More than 75 Syrian opposition fighters were killed and over 100 others wounded this morning in a Russian airstrike that hit a graduation ceremony for newly trained fighters amid a purported cease-fire in Syria’s Idlib Province. The strike — one of the deadliest in Syria’s nine years of conflict — targeted a headquarters of Faylaq al-Sham, Turkey’s closest and most dependable proxy in Idlib, whose personnel provide security to the more than 80 Turkish military posts that span the contested region. Faylaq al-Sham, a group ideologically close to the Muslim Brotherhood, likely lost an entire fighting unit in the strike.
Idlib’s cease-fire was the outcome of a tense meeting between Russia and Turkey in March 2020, which had been prompted by an unprecedented five-day-long Turkish air campaign that dealt an enormous blow to the Syrian military and had forced fighting to a standstill. In the months since, regime artillery and Russian jets have regularly violated the cease-fire with relatively minor actions, but today’s incident threatens to unravel Idlib’s relative stability altogether — with profound consequences. The three months of hostilities that preceded the negotiated cease-fire in March displaced over a million civilians — the largest single incident of displacement of Syria’s crisis by a margin of three. A re-escalation threatens to at least replicate such a humanitarian crisis, if not spark one far worse amid a spiraling COVID-19 crisis and an impending winter.
Today’s strike should be seen both within the microcosm of Idlib geopolitics, but also within the context of heightening Turkish-Russian tensions in Syria, Libya, and Azerbaijan. It is possible that despite the unprecedented scale of today’s incident, it will be de-escalated via a call between Russian President Vladimir Putin and his Turkish counterpart Recep Tayyip Erdogan, but it appears more likely that this could trigger some form of Turkish response aimed at reinforcing the deterrence it appeared to have established by air in March. With Turkish-Russian joint patrols of Idlib’s M4 highway already on pause and negotiations on how best to proceed frozen, it is an open secret that escalation was on the table. In recent weeks, Turkey has reinforced its military posts around the M4 with tanks, heavy artillery, and self-propelled howitzers in a clear sign of its intent to hold the line.
Ultimately, those set to suffer the most in this game of “poker” are Idlib’s enormous population of 3 million civilians, most of whom have been displaced multiple times and now live in temporary or tented accommodation.
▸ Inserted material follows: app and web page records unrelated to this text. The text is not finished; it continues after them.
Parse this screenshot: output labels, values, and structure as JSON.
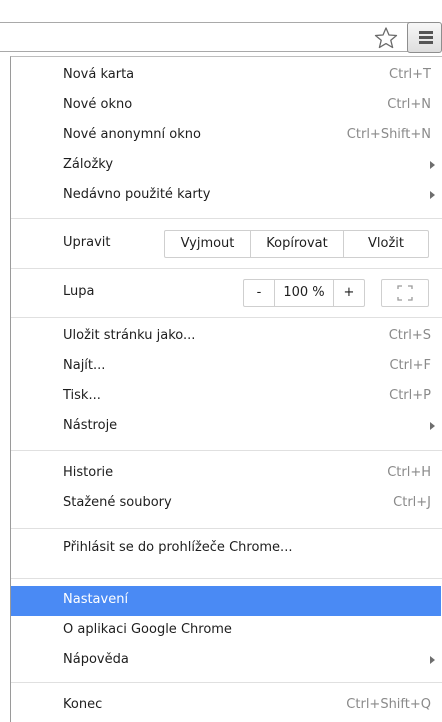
{
  "menu": {
    "group1": [
      {
        "label": "Nová karta",
        "shortcut": "Ctrl+T"
      },
      {
        "label": "Nové okno",
        "shortcut": "Ctrl+N"
      },
      {
        "label": "Nové anonymní okno",
        "shortcut": "Ctrl+Shift+N"
      },
      {
        "label": "Záložky",
        "submenu": true
      },
      {
        "label": "Nedávno použité karty",
        "submenu": true
      }
    ],
    "edit": {
      "label": "Upravit",
      "cut": "Vyjmout",
      "copy": "Kopírovat",
      "paste": "Vložit"
    },
    "zoom": {
      "label": "Lupa",
      "minus": "-",
      "value": "100 %",
      "plus": "+"
    },
    "group3": [
      {
        "label": "Uložit stránku jako...",
        "shortcut": "Ctrl+S"
      },
      {
        "label": "Najít...",
        "shortcut": "Ctrl+F"
      },
      {
        "label": "Tisk...",
        "shortcut": "Ctrl+P"
      },
      {
        "label": "Nástroje",
        "submenu": true
      }
    ],
    "group4": [
      {
        "label": "Historie",
        "shortcut": "Ctrl+H"
      },
      {
        "label": "Stažené soubory",
        "shortcut": "Ctrl+J"
      }
    ],
    "signin": {
      "label": "Přihlásit se do prohlížeče Chrome..."
    },
    "group5": [
      {
        "label": "Nastavení",
        "selected": true
      },
      {
        "label": "O aplikaci Google Chrome"
      },
      {
        "label": "Nápověda",
        "submenu": true
      }
    ],
    "exit": {
      "label": "Konec",
      "shortcut": "Ctrl+Shift+Q"
    }
  },
  "colors": {
    "selected_bg": "#4a8af4",
    "shortcut_text": "#8a8a8a"
  }
}
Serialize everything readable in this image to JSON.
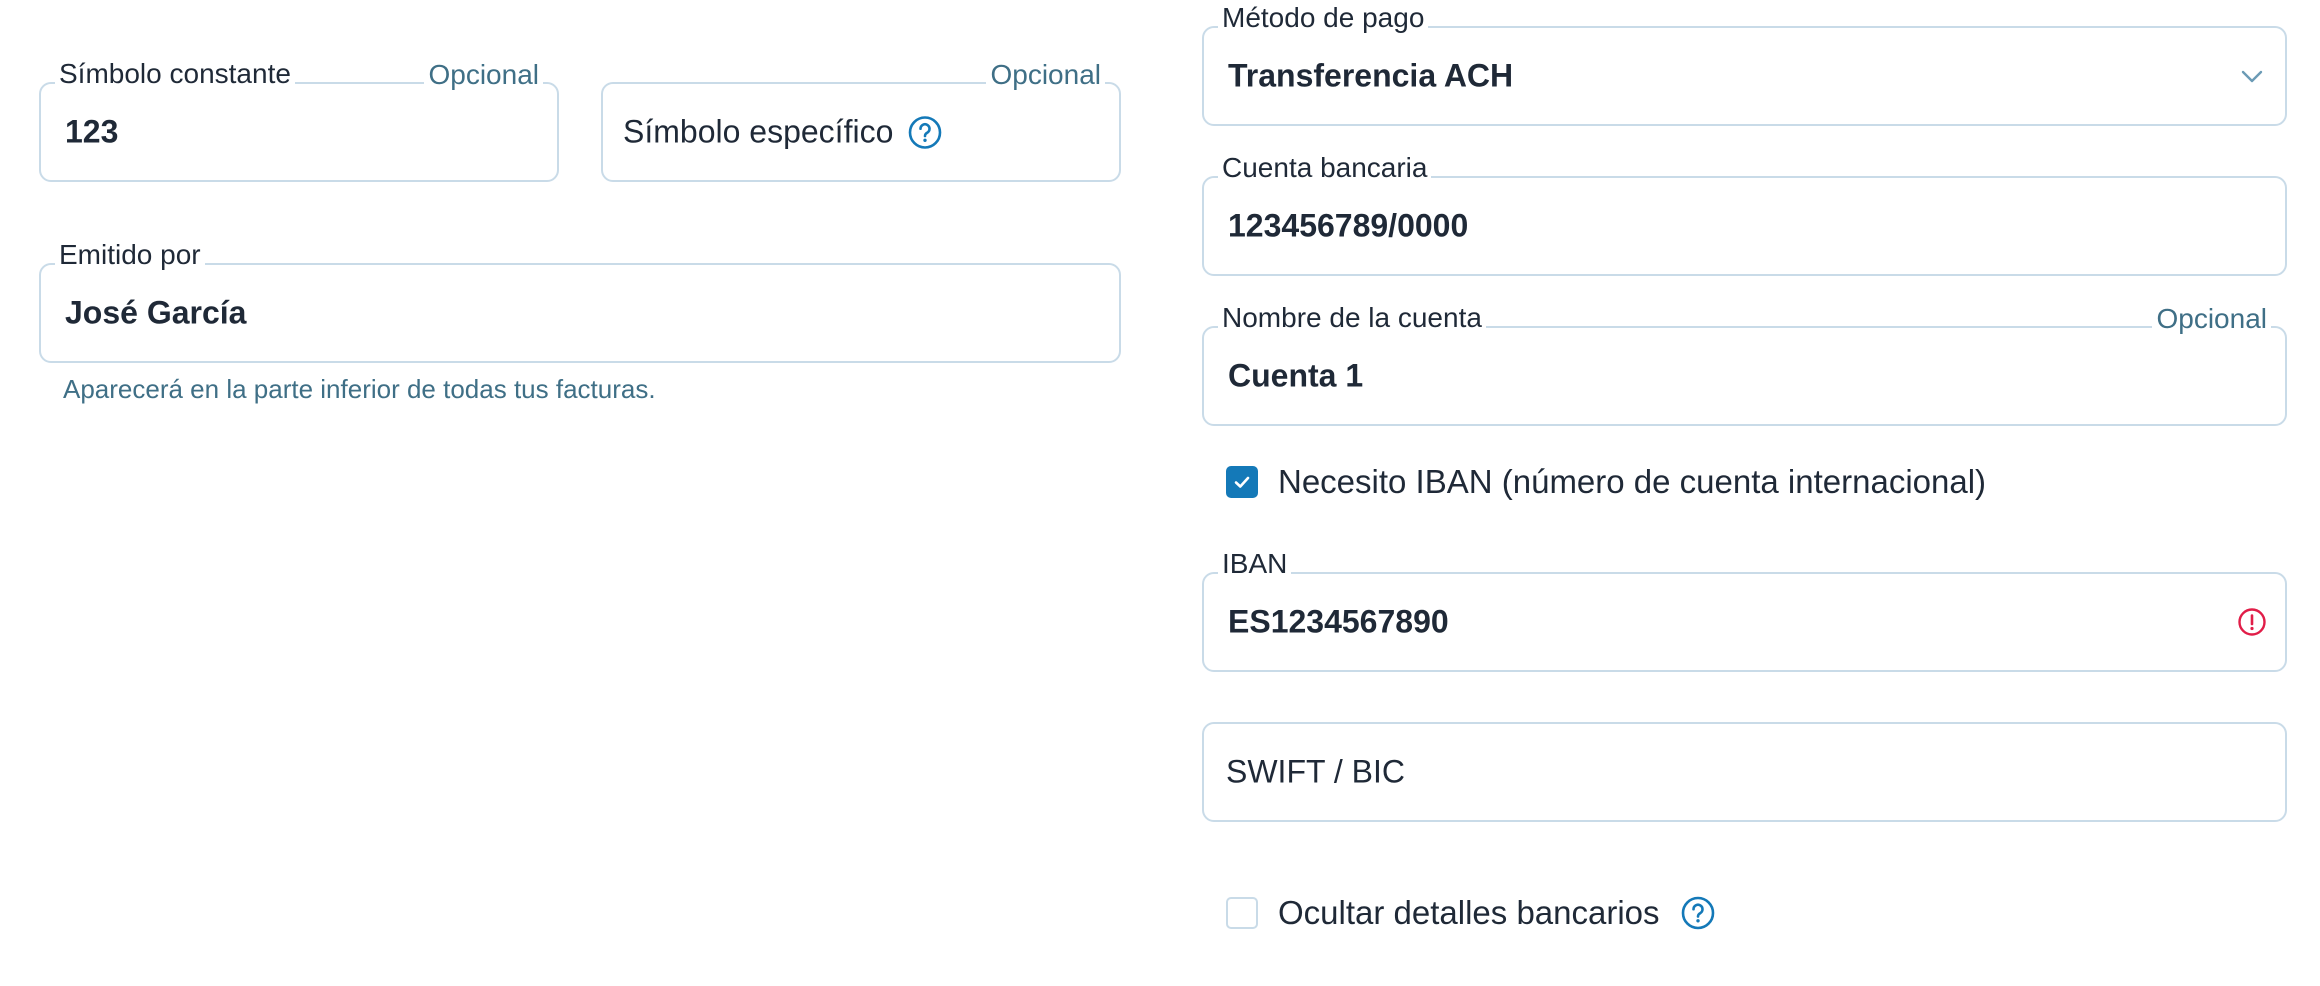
{
  "left": {
    "constant_symbol": {
      "label": "Símbolo constante",
      "optional": "Opcional",
      "value": "123"
    },
    "specific_symbol": {
      "optional": "Opcional",
      "placeholder": "Símbolo específico",
      "help_icon": "question-circle-icon"
    },
    "issued_by": {
      "label": "Emitido por",
      "value": "José García",
      "helper": "Aparecerá en la parte inferior de todas tus facturas."
    }
  },
  "right": {
    "payment_method": {
      "label": "Método de pago",
      "value": "Transferencia ACH",
      "icon": "chevron-down-icon"
    },
    "bank_account": {
      "label": "Cuenta bancaria",
      "value": "123456789/0000"
    },
    "account_name": {
      "label": "Nombre de la cuenta",
      "optional": "Opcional",
      "value": "Cuenta 1"
    },
    "need_iban": {
      "label": "Necesito IBAN (número de cuenta internacional)",
      "checked": true
    },
    "iban": {
      "label": "IBAN",
      "value": "ES1234567890",
      "icon": "error-circle-icon"
    },
    "swift": {
      "placeholder": "SWIFT / BIC"
    },
    "hide_bank_details": {
      "label": "Ocultar detalles bancarios",
      "checked": false,
      "help_icon": "question-circle-icon"
    }
  },
  "colors": {
    "border": "#c9dbe8",
    "accent": "#1479b8",
    "muted_text": "#3f6f86",
    "error": "#e11d48"
  }
}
Charles Lister is a senior fellow and the director of MEI's Syria and Countering Terrorism and Extremism Programs. The views expressed in this piece are his own.
Photo by MOHAMMED AL-RIFAI/AFP via Getty Images